According to the Centre for Retail Research[i], eCommerce is the fastest growing market for retail in Europe.  Online sales in the UK, Germany, France, Sweden, The Netherlands, Italy, Poland and Spain are expected to grow from £132.05 billion in 2014 to £156.67 billion in 2015, reaching £185.44 billion in 2016. 

This rapid growth in online shopping marks a seismic shift in consumer behaviour and dramatically puts pressure on the overall supply chain process.  Add to this the immediacy of social media and it soon becomes clear that organisations need to get smarter with their marketing and even smarter when it comes to demand planning and forecasting. 

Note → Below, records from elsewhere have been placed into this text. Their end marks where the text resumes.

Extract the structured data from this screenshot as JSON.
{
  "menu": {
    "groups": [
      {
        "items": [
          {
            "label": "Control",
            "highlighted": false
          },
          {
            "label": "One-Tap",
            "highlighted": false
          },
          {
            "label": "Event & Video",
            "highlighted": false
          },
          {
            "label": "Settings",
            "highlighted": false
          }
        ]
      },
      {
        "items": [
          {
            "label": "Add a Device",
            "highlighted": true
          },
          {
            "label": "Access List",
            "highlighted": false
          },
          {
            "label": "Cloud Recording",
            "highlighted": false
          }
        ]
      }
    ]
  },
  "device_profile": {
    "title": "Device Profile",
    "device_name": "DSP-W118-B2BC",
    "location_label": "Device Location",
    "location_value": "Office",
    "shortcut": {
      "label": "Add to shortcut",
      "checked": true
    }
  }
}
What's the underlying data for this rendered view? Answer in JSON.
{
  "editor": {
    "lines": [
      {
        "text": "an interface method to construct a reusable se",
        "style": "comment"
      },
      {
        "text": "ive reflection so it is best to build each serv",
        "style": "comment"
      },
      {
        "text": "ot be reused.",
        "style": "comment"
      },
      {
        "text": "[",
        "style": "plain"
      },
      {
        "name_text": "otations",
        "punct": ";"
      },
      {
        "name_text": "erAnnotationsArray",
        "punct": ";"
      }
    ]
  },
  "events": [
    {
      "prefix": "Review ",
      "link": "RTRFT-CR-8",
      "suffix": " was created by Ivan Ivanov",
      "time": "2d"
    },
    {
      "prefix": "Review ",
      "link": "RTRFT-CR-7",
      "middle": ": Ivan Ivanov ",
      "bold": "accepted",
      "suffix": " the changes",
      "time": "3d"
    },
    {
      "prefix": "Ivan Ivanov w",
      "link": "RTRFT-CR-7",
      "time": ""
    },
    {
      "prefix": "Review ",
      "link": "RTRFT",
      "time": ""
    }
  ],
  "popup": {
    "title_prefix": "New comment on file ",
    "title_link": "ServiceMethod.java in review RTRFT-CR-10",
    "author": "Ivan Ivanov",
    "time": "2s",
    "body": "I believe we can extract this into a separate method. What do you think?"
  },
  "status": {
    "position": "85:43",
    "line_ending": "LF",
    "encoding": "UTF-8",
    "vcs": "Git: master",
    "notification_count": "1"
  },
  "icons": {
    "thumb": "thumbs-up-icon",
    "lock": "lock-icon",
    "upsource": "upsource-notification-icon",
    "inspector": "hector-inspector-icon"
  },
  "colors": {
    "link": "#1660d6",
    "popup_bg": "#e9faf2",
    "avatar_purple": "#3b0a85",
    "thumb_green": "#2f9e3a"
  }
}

So how do retailers predict demand levels for their products and services?  As many supply chain professionals will concur, the secret to successful demand planning is a three-pronged approach combining data, process and technology.  In particular, technology has an important role to play in demand planning but there is no magical solution.

We recently interviewed Melissa Cupis, Managing Director AGR-UK Ltd who reveals her six top tips for maximising the latest forecasting and planning tools:

 

1)         Look to automation to build speed and agility into your organisation’s supply chain framework

 

2)         Make sure forecasting and planning tools integrate seamlessly with Enterprise Resource Planning (ERP) systems.  Utilising supply chain functionality within ERP means demand changes can be quickly responded to and managed to lower inventory levels, reduce stock-outs and reduce workload through automation

 

3)         Consolidate your organisation’s supply chain management knowledge and promote shared learning across the organisation (even to Board level)

 

4)         Collect good quality sales data in a systematic way within a basic set of parameters to enable effective optimisation of stock levels. These parameters might include lead time, order frequency, minimum quantity and unit quantity data.  Understanding sales by geography further enables stock to be placed as close as possible to demand

 

5)         Define and implement clear processes around demand planning and replenishment that utilise your underlying supply chain management tools

 

6)         Tap into the powerful functionality of today’s forecasting engines to spot trends, predict future and seasonal demand changes, such as Black Friday, and balance demand with supply.

 

In summary, good demand planning is critical to success.  Get it right and your organisation will benefit from better deployment of people, money and materials, plus accurate product availability and delivery dates leading to increased customer satisfaction; and ultimately profitability. 

 

[1] http://www.retailresearch.org/onlineretailing.php

 


About Melissa Cupis

Melissa Cupis is Managing Director of supply chain planning specialists AGR-UK Ltd headquartered in Guildford, Surrey. Melissa has worked in the Supply Chain field for the past 17 years alongside retail, wholesale and distribution companies around the world such as Asda, Pets at Home, Le Creuset, and American Stores. After selling her web application business in 2008, Melissa consulted for a period before joining AGR UK in 2010. AGR UK provides Demand Planning, Forecasting and Inventory Optimisation software and consulting to range of large to small retail, wholesale and distribution companies.

For more information visit www.agrinventory.com